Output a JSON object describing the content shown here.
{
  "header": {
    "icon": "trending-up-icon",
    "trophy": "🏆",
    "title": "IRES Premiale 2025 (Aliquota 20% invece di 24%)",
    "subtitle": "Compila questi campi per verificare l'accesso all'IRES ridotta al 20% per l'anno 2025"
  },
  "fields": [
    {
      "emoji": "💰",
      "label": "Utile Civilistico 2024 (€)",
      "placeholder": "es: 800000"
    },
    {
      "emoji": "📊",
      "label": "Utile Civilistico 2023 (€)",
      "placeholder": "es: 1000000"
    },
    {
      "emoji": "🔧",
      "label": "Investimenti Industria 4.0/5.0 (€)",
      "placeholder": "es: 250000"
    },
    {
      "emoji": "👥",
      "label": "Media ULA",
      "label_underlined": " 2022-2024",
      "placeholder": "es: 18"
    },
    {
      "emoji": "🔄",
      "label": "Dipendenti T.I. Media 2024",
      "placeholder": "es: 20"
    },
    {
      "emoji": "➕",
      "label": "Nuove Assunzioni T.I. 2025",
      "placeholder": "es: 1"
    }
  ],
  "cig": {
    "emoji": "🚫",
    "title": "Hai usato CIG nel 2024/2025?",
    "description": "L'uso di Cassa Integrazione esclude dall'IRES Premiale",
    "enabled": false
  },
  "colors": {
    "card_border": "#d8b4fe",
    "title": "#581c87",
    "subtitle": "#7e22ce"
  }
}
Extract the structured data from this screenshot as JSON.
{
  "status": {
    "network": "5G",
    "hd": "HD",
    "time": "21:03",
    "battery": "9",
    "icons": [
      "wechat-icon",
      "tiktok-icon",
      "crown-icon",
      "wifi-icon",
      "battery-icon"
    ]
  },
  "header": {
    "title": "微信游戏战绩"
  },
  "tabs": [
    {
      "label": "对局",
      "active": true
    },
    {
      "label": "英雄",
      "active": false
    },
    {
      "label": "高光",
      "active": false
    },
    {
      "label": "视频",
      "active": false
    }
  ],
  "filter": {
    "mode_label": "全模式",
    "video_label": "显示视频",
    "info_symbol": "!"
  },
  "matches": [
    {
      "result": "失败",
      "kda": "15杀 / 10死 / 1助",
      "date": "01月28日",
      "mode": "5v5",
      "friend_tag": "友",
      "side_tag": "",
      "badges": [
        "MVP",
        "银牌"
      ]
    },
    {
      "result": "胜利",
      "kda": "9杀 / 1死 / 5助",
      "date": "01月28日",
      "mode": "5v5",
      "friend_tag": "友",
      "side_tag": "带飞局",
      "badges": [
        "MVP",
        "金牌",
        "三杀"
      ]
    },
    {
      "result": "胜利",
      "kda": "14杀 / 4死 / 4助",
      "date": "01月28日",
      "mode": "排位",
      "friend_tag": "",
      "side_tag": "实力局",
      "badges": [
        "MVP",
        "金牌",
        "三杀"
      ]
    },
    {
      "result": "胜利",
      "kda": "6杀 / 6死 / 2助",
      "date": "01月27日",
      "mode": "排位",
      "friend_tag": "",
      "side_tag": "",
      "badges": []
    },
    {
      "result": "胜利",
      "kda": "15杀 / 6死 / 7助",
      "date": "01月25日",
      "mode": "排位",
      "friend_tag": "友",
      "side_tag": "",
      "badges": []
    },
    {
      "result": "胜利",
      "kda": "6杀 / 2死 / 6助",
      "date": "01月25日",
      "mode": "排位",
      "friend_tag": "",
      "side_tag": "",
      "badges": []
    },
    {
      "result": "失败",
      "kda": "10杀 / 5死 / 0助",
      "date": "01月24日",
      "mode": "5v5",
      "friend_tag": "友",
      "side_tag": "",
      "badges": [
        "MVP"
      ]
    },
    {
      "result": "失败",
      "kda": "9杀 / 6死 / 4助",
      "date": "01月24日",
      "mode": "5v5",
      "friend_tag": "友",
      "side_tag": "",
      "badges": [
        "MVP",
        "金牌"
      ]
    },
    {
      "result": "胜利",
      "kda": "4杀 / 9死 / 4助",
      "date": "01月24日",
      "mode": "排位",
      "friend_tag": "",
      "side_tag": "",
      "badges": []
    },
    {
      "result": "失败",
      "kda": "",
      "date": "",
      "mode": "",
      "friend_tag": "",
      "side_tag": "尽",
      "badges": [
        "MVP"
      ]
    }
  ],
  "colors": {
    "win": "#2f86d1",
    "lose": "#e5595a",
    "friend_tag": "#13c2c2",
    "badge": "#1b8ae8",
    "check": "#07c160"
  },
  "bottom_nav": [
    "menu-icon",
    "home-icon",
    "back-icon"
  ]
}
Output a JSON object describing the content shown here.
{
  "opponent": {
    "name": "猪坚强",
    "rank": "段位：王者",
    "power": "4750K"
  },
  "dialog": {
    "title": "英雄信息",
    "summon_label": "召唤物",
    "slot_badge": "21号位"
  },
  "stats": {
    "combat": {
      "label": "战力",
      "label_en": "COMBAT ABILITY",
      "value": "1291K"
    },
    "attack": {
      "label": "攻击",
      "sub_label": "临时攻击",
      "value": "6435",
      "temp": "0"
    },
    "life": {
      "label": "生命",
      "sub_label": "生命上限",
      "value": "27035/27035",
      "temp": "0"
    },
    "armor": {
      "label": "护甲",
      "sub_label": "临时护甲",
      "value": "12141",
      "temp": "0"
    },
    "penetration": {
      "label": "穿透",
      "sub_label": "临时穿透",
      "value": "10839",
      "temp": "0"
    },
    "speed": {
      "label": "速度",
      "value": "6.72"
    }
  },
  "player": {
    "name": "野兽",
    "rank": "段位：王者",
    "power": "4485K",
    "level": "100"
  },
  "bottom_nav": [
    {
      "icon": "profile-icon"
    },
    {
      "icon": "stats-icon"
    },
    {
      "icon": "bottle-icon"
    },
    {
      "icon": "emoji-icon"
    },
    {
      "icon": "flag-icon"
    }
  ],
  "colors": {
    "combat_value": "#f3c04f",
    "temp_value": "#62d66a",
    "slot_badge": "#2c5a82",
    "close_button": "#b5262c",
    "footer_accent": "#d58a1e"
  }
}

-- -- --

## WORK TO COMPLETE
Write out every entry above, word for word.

## RESULT FOR THIS TASK
Output a JSON object describing the content shown here.
{
  "header": {
    "icon": "trending-up-icon",
    "trophy": "🏆",
    "title": "IRES Premiale 2025 (Aliquota 20% invece di 24%)",
    "subtitle": "Compila questi campi per verificare l'accesso all'IRES ridotta al 20% per l'anno 2025"
  },
  "fields": [
    {
      "emoji": "💰",
      "label": "Utile Civilistico 2024 (€)",
      "placeholder": "es: 800000"
    },
    {
      "emoji": "📊",
      "label": "Utile Civilistico 2023 (€)",
      "placeholder": "es: 1000000"
    },
    {
      "emoji": "🔧",
      "label": "Investimenti Industria 4.0/5.0 (€)",
      "placeholder": "es: 250000"
    },
    {
      "emoji": "👥",
      "label": "Media ULA",
      "label_underlined": " 2022-2024",
      "placeholder": "es: 18"
    },
    {
      "emoji": "🔄",
      "label": "Dipendenti T.I. Media 2024",
      "placeholder": "es: 20"
    },
    {
      "emoji": "➕",
      "label": "Nuove Assunzioni T.I. 2025",
      "placeholder": "es: 1"
    }
  ],
  "cig": {
    "emoji": "🚫",
    "title": "Hai usato CIG nel 2024/2025?",
    "description": "L'uso di Cassa Integrazione esclude dall'IRES Premiale",
    "enabled": false
  },
  "colors": {
    "card_border": "#d8b4fe",
    "title": "#581c87",
    "subtitle": "#7e22ce"
  }
}
Extract the structured data from this screenshot as JSON.
{
  "status": {
    "network": "5G",
    "hd": "HD",
    "time": "21:03",
    "battery": "9",
    "icons": [
      "wechat-icon",
      "tiktok-icon",
      "crown-icon",
      "wifi-icon",
      "battery-icon"
    ]
  },
  "header": {
    "title": "微信游戏战绩"
  },
  "tabs": [
    {
      "label": "对局",
      "active": true
    },
    {
      "label": "英雄",
      "active": false
    },
    {
      "label": "高光",
      "active": false
    },
    {
      "label": "视频",
      "active": false
    }
  ],
  "filter": {
    "mode_label": "全模式",
    "video_label": "显示视频",
    "info_symbol": "!"
  },
  "matches": [
    {
      "result": "失败",
      "kda": "15杀 / 10死 / 1助",
      "date": "01月28日",
      "mode": "5v5",
      "friend_tag": "友",
      "side_tag": "",
      "badges": [
        "MVP",
        "银牌"
      ]
    },
    {
      "result": "胜利",
      "kda": "9杀 / 1死 / 5助",
      "date": "01月28日",
      "mode": "5v5",
      "friend_tag": "友",
      "side_tag": "带飞局",
      "badges": [
        "MVP",
        "金牌",
        "三杀"
      ]
    },
    {
      "result": "胜利",
      "kda": "14杀 / 4死 / 4助",
      "date": "01月28日",
      "mode": "排位",
      "friend_tag": "",
      "side_tag": "实力局",
      "badges": [
        "MVP",
        "金牌",
        "三杀"
      ]
    },
    {
      "result": "胜利",
      "kda": "6杀 / 6死 / 2助",
      "date": "01月27日",
      "mode": "排位",
      "friend_tag": "",
      "side_tag": "",
      "badges": []
    },
    {
      "result": "胜利",
      "kda": "15杀 / 6死 / 7助",
      "date": "01月25日",
      "mode": "排位",
      "friend_tag": "友",
      "side_tag": "",
      "badges": []
    },
    {
      "result": "胜利",
      "kda": "6杀 / 2死 / 6助",
      "date": "01月25日",
      "mode": "排位",
      "friend_tag": "",
      "side_tag": "",
      "badges": []
    },
    {
      "result": "失败",
      "kda": "10杀 / 5死 / 0助",
      "date": "01月24日",
      "mode": "5v5",
      "friend_tag": "友",
      "side_tag": "",
      "badges": [
        "MVP"
      ]
    },
    {
      "result": "失败",
      "kda": "9杀 / 6死 / 4助",
      "date": "01月24日",
      "mode": "5v5",
      "friend_tag": "友",
      "side_tag": "",
      "badges": [
        "MVP",
        "金牌"
      ]
    },
    {
      "result": "胜利",
      "kda": "4杀 / 9死 / 4助",
      "date": "01月24日",
      "mode": "排位",
      "friend_tag": "",
      "side_tag": "",
      "badges": []
    },
    {
      "result": "失败",
      "kda": "",
      "date": "",
      "mode": "",
      "friend_tag": "",
      "side_tag": "尽",
      "badges": [
        "MVP"
      ]
    }
  ],
  "colors": {
    "win": "#2f86d1",
    "lose": "#e5595a",
    "friend_tag": "#13c2c2",
    "badge": "#1b8ae8",
    "check": "#07c160"
  },
  "bottom_nav": [
    "menu-icon",
    "home-icon",
    "back-icon"
  ]
}
Output a JSON object describing the content shown here.
{
  "opponent": {
    "name": "猪坚强",
    "rank": "段位：王者",
    "power": "4750K"
  },
  "dialog": {
    "title": "英雄信息",
    "summon_label": "召唤物",
    "slot_badge": "21号位"
  },
  "stats": {
    "combat": {
      "label": "战力",
      "label_en": "COMBAT ABILITY",
      "value": "1291K"
    },
    "attack": {
      "label": "攻击",
      "sub_label": "临时攻击",
      "value": "6435",
      "temp": "0"
    },
    "life": {
      "label": "生命",
      "sub_label": "生命上限",
      "value": "27035/27035",
      "temp": "0"
    },
    "armor": {
      "label": "护甲",
      "sub_label": "临时护甲",
      "value": "12141",
      "temp": "0"
    },
    "penetration": {
      "label": "穿透",
      "sub_label": "临时穿透",
      "value": "10839",
      "temp": "0"
    },
    "speed": {
      "label": "速度",
      "value": "6.72"
    }
  },
  "player": {
    "name": "野兽",
    "rank": "段位：王者",
    "power": "4485K",
    "level": "100"
  },
  "bottom_nav": [
    {
      "icon": "profile-icon"
    },
    {
      "icon": "stats-icon"
    },
    {
      "icon": "bottle-icon"
    },
    {
      "icon": "emoji-icon"
    },
    {
      "icon": "flag-icon"
    }
  ],
  "colors": {
    "combat_value": "#f3c04f",
    "temp_value": "#62d66a",
    "slot_badge": "#2c5a82",
    "close_button": "#b5262c",
    "footer_accent": "#d58a1e"
  }
}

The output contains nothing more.